**Your objective**
Could you repeat every record exactly as it appears?

[Excerpts from an interface dataset]
********

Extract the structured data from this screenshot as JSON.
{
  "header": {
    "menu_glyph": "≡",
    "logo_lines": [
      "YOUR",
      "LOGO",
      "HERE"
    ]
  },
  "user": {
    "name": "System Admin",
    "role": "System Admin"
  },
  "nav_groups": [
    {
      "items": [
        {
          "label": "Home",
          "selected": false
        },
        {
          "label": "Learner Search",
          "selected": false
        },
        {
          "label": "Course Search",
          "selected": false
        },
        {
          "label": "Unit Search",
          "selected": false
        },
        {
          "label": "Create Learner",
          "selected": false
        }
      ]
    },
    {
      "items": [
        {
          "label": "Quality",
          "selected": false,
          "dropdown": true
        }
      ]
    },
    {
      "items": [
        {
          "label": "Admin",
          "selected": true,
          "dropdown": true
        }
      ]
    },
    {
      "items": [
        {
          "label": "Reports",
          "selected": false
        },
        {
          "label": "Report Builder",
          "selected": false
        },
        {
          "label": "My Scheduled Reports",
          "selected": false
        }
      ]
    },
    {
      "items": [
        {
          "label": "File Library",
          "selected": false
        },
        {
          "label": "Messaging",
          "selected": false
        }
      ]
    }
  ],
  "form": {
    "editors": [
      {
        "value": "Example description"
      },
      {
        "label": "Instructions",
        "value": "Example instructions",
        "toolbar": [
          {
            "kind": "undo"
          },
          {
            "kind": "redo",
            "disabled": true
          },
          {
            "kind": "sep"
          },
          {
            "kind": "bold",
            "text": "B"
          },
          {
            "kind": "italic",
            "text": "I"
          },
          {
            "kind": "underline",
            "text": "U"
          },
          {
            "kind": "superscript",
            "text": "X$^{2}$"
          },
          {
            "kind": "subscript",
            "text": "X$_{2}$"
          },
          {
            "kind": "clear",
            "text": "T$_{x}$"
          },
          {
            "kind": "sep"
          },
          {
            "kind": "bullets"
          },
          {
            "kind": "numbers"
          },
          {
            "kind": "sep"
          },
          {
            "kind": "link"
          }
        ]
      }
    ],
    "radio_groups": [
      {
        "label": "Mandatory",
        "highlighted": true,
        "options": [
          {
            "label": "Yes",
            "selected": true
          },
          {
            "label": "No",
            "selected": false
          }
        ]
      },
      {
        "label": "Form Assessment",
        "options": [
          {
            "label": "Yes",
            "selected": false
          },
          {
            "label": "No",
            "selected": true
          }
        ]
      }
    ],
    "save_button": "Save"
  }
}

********

**Written solution**
Extract the structured data from this screenshot as JSON.
{
  "header": {
    "menu_glyph": "≡",
    "logo_lines": [
      "YOUR",
      "LOGO",
      "HERE"
    ]
  },
  "user": {
    "name": "System Admin",
    "role": "System Admin"
  },
  "nav_groups": [
    {
      "items": [
        {
          "label": "Home",
          "selected": false
        },
        {
          "label": "Learner Search",
          "selected": false
        },
        {
          "label": "Course Search",
          "selected": false
        },
        {
          "label": "Unit Search",
          "selected": false
        },
        {
          "label": "Create Learner",
          "selected": false
        }
      ]
    },
    {
      "items": [
        {
          "label": "Quality",
          "selected": false,
          "dropdown": true
        }
      ]
    },
    {
      "items": [
        {
          "label": "Admin",
          "selected": true,
          "dropdown": true
        }
      ]
    },
    {
      "items": [
        {
          "label": "Reports",
          "selected": false
        },
        {
          "label": "Report Builder",
          "selected": false
        },
        {
          "label": "My Scheduled Reports",
          "selected": false
        }
      ]
    },
    {
      "items": [
        {
          "label": "File Library",
          "selected": false
        },
        {
          "label": "Messaging",
          "selected": false
        }
      ]
    }
  ],
  "form": {
    "editors": [
      {
        "value": "Example description"
      },
      {
        "label": "Instructions",
        "value": "Example instructions",
        "toolbar": [
          {
            "kind": "undo"
          },
          {
            "kind": "redo",
            "disabled": true
          },
          {
            "kind": "sep"
          },
          {
            "kind": "bold",
            "text": "B"
          },
          {
            "kind": "italic",
            "text": "I"
          },
          {
            "kind": "underline",
            "text": "U"
          },
          {
            "kind": "superscript",
            "text": "X$^{2}$"
          },
          {
            "kind": "subscript",
            "text": "X$_{2}$"
          },
          {
            "kind": "clear",
            "text": "T$_{x}$"
          },
          {
            "kind": "sep"
          },
          {
            "kind": "bullets"
          },
          {
            "kind": "numbers"
          },
          {
            "kind": "sep"
          },
          {
            "kind": "link"
          }
        ]
      }
    ],
    "radio_groups": [
      {
        "label": "Mandatory",
        "highlighted": true,
        "options": [
          {
            "label": "Yes",
            "selected": true
          },
          {
            "label": "No",
            "selected": false
          }
        ]
      },
      {
        "label": "Form Assessment",
        "options": [
          {
            "label": "Yes",
            "selected": false
          },
          {
            "label": "No",
            "selected": true
          }
        ]
      }
    ],
    "save_button": "Save"
  }
}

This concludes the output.